**Your goal:**
Nothing in the records may be altered; repeat them exactly.

**Data under study:**
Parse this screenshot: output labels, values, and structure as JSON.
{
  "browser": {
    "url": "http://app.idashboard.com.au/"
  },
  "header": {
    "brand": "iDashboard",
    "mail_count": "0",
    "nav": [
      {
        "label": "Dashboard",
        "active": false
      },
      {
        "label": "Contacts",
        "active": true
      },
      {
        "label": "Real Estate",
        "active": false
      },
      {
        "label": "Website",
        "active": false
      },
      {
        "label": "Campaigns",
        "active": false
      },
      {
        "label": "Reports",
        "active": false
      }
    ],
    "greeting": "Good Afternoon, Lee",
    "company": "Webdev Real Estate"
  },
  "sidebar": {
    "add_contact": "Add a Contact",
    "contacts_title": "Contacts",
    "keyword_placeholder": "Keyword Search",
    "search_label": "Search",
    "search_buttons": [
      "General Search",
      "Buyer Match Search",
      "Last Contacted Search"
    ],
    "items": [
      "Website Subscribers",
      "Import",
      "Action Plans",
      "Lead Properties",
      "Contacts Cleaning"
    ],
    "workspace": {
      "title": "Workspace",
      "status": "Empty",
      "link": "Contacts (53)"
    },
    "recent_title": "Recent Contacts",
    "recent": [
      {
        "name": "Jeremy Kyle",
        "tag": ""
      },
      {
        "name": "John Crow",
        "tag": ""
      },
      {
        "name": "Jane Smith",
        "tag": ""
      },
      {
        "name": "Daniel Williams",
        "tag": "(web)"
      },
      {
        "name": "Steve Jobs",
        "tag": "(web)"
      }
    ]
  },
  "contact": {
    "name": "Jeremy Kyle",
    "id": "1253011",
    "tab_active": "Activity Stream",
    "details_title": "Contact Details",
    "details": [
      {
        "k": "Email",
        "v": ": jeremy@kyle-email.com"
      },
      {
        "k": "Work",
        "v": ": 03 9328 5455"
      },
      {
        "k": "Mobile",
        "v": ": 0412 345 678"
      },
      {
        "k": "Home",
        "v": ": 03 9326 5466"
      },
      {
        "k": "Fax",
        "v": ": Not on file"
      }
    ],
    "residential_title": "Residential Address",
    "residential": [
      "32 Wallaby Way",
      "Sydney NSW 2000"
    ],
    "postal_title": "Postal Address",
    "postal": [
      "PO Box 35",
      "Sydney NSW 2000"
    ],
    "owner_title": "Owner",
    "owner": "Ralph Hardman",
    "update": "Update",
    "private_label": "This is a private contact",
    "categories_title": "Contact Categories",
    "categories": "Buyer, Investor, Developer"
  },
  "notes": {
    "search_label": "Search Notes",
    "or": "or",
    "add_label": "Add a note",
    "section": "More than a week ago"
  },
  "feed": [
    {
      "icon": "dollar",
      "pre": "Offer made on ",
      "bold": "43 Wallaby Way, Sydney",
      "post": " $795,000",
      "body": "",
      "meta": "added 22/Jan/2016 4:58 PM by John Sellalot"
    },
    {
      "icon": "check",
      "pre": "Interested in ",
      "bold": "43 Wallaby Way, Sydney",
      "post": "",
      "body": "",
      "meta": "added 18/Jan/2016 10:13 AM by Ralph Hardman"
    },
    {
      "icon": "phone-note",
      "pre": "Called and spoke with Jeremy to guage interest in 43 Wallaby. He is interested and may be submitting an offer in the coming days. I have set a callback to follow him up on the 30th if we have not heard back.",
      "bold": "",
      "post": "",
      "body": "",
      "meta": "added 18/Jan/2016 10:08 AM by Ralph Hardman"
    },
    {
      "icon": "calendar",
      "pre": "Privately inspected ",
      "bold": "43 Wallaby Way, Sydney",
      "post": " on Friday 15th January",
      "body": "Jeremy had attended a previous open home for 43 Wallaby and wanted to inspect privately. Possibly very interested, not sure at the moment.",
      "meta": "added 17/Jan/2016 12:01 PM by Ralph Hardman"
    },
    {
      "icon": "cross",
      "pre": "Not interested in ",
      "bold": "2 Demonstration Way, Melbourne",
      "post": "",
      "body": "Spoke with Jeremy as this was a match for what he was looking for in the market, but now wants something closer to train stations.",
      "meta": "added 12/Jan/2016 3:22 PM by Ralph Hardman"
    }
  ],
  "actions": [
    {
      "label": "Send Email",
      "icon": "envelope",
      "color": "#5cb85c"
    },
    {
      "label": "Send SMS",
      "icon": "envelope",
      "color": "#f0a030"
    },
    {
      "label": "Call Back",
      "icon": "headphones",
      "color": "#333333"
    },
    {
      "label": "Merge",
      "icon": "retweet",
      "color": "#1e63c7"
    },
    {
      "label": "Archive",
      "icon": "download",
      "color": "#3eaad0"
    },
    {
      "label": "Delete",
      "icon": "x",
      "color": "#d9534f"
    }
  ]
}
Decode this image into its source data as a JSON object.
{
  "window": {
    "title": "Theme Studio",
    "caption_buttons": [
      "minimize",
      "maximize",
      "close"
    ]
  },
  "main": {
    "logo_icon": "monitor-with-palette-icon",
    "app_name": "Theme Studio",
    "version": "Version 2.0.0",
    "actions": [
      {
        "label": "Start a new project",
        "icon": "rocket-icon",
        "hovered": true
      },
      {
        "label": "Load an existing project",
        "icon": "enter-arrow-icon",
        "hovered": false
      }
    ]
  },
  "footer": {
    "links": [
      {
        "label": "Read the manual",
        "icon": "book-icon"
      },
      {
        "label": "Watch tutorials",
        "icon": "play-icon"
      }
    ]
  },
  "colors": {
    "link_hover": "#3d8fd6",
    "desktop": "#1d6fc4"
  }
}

**Response for this exercise:**
Parse this screenshot: output labels, values, and structure as JSON.
{
  "browser": {
    "url": "http://app.idashboard.com.au/"
  },
  "header": {
    "brand": "iDashboard",
    "mail_count": "0",
    "nav": [
      {
        "label": "Dashboard",
        "active": false
      },
      {
        "label": "Contacts",
        "active": true
      },
      {
        "label": "Real Estate",
        "active": false
      },
      {
        "label": "Website",
        "active": false
      },
      {
        "label": "Campaigns",
        "active": false
      },
      {
        "label": "Reports",
        "active": false
      }
    ],
    "greeting": "Good Afternoon, Lee",
    "company": "Webdev Real Estate"
  },
  "sidebar": {
    "add_contact": "Add a Contact",
    "contacts_title": "Contacts",
    "keyword_placeholder": "Keyword Search",
    "search_label": "Search",
    "search_buttons": [
      "General Search",
      "Buyer Match Search",
      "Last Contacted Search"
    ],
    "items": [
      "Website Subscribers",
      "Import",
      "Action Plans",
      "Lead Properties",
      "Contacts Cleaning"
    ],
    "workspace": {
      "title": "Workspace",
      "status": "Empty",
      "link": "Contacts (53)"
    },
    "recent_title": "Recent Contacts",
    "recent": [
      {
        "name": "Jeremy Kyle",
        "tag": ""
      },
      {
        "name": "John Crow",
        "tag": ""
      },
      {
        "name": "Jane Smith",
        "tag": ""
      },
      {
        "name": "Daniel Williams",
        "tag": "(web)"
      },
      {
        "name": "Steve Jobs",
        "tag": "(web)"
      }
    ]
  },
  "contact": {
    "name": "Jeremy Kyle",
    "id": "1253011",
    "tab_active": "Activity Stream",
    "details_title": "Contact Details",
    "details": [
      {
        "k": "Email",
        "v": ": jeremy@kyle-email.com"
      },
      {
        "k": "Work",
        "v": ": 03 9328 5455"
      },
      {
        "k": "Mobile",
        "v": ": 0412 345 678"
      },
      {
        "k": "Home",
        "v": ": 03 9326 5466"
      },
      {
        "k": "Fax",
        "v": ": Not on file"
      }
    ],
    "residential_title": "Residential Address",
    "residential": [
      "32 Wallaby Way",
      "Sydney NSW 2000"
    ],
    "postal_title": "Postal Address",
    "postal": [
      "PO Box 35",
      "Sydney NSW 2000"
    ],
    "owner_title": "Owner",
    "owner": "Ralph Hardman",
    "update": "Update",
    "private_label": "This is a private contact",
    "categories_title": "Contact Categories",
    "categories": "Buyer, Investor, Developer"
  },
  "notes": {
    "search_label": "Search Notes",
    "or": "or",
    "add_label": "Add a note",
    "section": "More than a week ago"
  },
  "feed": [
    {
      "icon": "dollar",
      "pre": "Offer made on ",
      "bold": "43 Wallaby Way, Sydney",
      "post": " $795,000",
      "body": "",
      "meta": "added 22/Jan/2016 4:58 PM by John Sellalot"
    },
    {
      "icon": "check",
      "pre": "Interested in ",
      "bold": "43 Wallaby Way, Sydney",
      "post": "",
      "body": "",
      "meta": "added 18/Jan/2016 10:13 AM by Ralph Hardman"
    },
    {
      "icon": "phone-note",
      "pre": "Called and spoke with Jeremy to guage interest in 43 Wallaby. He is interested and may be submitting an offer in the coming days. I have set a callback to follow him up on the 30th if we have not heard back.",
      "bold": "",
      "post": "",
      "body": "",
      "meta": "added 18/Jan/2016 10:08 AM by Ralph Hardman"
    },
    {
      "icon": "calendar",
      "pre": "Privately inspected ",
      "bold": "43 Wallaby Way, Sydney",
      "post": " on Friday 15th January",
      "body": "Jeremy had attended a previous open home for 43 Wallaby and wanted to inspect privately. Possibly very interested, not sure at the moment.",
      "meta": "added 17/Jan/2016 12:01 PM by Ralph Hardman"
    },
    {
      "icon": "cross",
      "pre": "Not interested in ",
      "bold": "2 Demonstration Way, Melbourne",
      "post": "",
      "body": "Spoke with Jeremy as this was a match for what he was looking for in the market, but now wants something closer to train stations.",
      "meta": "added 12/Jan/2016 3:22 PM by Ralph Hardman"
    }
  ],
  "actions": [
    {
      "label": "Send Email",
      "icon": "envelope",
      "color": "#5cb85c"
    },
    {
      "label": "Send SMS",
      "icon": "envelope",
      "color": "#f0a030"
    },
    {
      "label": "Call Back",
      "icon": "headphones",
      "color": "#333333"
    },
    {
      "label": "Merge",
      "icon": "retweet",
      "color": "#1e63c7"
    },
    {
      "label": "Archive",
      "icon": "download",
      "color": "#3eaad0"
    },
    {
      "label": "Delete",
      "icon": "x",
      "color": "#d9534f"
    }
  ]
}
Decode this image into its source data as a JSON object.
{
  "window": {
    "title": "Theme Studio",
    "caption_buttons": [
      "minimize",
      "maximize",
      "close"
    ]
  },
  "main": {
    "logo_icon": "monitor-with-palette-icon",
    "app_name": "Theme Studio",
    "version": "Version 2.0.0",
    "actions": [
      {
        "label": "Start a new project",
        "icon": "rocket-icon",
        "hovered": true
      },
      {
        "label": "Load an existing project",
        "icon": "enter-arrow-icon",
        "hovered": false
      }
    ]
  },
  "footer": {
    "links": [
      {
        "label": "Read the manual",
        "icon": "book-icon"
      },
      {
        "label": "Watch tutorials",
        "icon": "play-icon"
      }
    ]
  },
  "colors": {
    "link_hover": "#3d8fd6",
    "desktop": "#1d6fc4"
  }
}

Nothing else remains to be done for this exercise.